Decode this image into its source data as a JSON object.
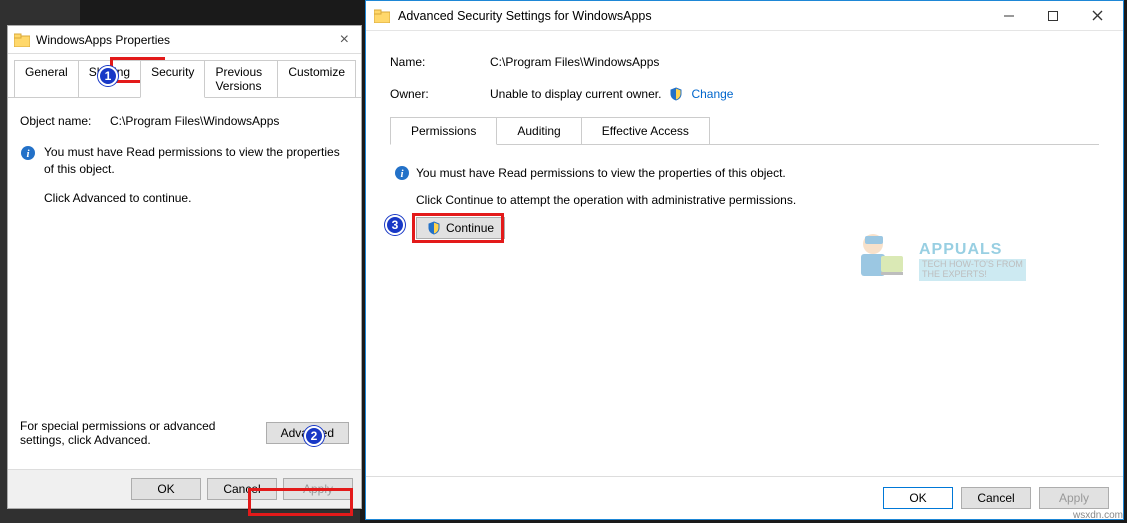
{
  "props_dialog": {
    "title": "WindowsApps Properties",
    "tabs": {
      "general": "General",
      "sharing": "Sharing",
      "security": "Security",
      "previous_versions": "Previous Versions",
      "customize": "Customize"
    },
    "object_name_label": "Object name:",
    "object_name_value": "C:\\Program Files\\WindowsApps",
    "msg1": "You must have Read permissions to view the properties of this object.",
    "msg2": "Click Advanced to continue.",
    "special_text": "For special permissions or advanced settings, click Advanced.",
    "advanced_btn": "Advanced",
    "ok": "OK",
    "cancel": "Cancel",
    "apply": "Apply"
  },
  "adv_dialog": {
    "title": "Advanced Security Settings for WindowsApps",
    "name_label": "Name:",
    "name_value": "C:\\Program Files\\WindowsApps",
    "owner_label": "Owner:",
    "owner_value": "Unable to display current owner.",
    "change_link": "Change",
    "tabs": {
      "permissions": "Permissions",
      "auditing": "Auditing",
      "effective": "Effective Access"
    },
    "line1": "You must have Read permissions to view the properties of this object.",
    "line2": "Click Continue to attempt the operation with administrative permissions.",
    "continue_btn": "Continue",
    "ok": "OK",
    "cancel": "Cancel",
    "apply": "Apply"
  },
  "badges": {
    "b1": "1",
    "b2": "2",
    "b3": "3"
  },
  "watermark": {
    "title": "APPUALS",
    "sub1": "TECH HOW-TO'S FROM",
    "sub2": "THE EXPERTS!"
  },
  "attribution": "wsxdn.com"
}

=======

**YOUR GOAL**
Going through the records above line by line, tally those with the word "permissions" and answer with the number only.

**ANSWER TO THIS PROBLEM**
5